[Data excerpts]

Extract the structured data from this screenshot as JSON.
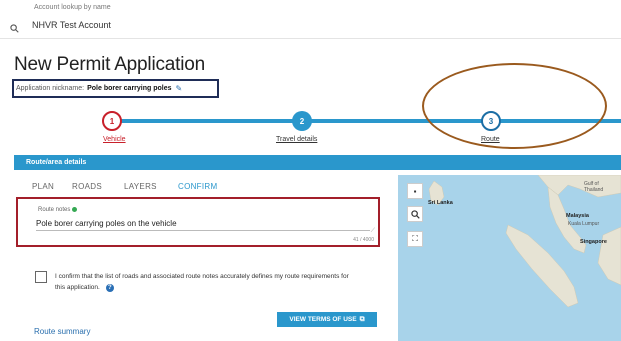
{
  "account": {
    "label": "Account lookup by name",
    "name": "NHVR Test Account"
  },
  "page": {
    "title": "New Permit Application"
  },
  "nickname": {
    "label": "Application nickname:",
    "value": "Pole borer carrying poles"
  },
  "stepper": {
    "steps": [
      {
        "number": "1",
        "label": "Vehicle",
        "state": "error"
      },
      {
        "number": "2",
        "label": "Travel details",
        "state": "complete"
      },
      {
        "number": "3",
        "label": "Route",
        "state": "current"
      }
    ]
  },
  "section": {
    "title": "Route/area details"
  },
  "tabs": [
    {
      "label": "PLAN"
    },
    {
      "label": "ROADS"
    },
    {
      "label": "LAYERS"
    },
    {
      "label": "CONFIRM",
      "active": true
    }
  ],
  "route_notes": {
    "label": "Route notes",
    "value": "Pole borer carrying poles on the vehicle",
    "counter": "41 / 4000"
  },
  "confirm": {
    "text": "I confirm that the list of roads and associated route notes accurately defines my route requirements for this application."
  },
  "terms_button": {
    "label": "VIEW TERMS OF USE"
  },
  "route_summary": {
    "label": "Route summary"
  },
  "map": {
    "labels": {
      "sri_lanka": "Sri Lanka",
      "malaysia": "Malaysia",
      "singapore": "Singapore",
      "gulf": "Gulf of Thailand",
      "kuala_lumpur": "Kuala Lumpur"
    },
    "icons": [
      "camera-icon",
      "search-icon",
      "fullscreen-icon"
    ]
  },
  "colors": {
    "accent": "#2a97cc",
    "error": "#c8202a",
    "nickname_border": "#1f2d57",
    "annotation": "#9a5a1e",
    "notes_border": "#a31f2a"
  }
}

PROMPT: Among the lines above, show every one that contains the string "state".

THE COMPLETED TASK:
        "state": "error"
        "state": "complete"
        "state": "current"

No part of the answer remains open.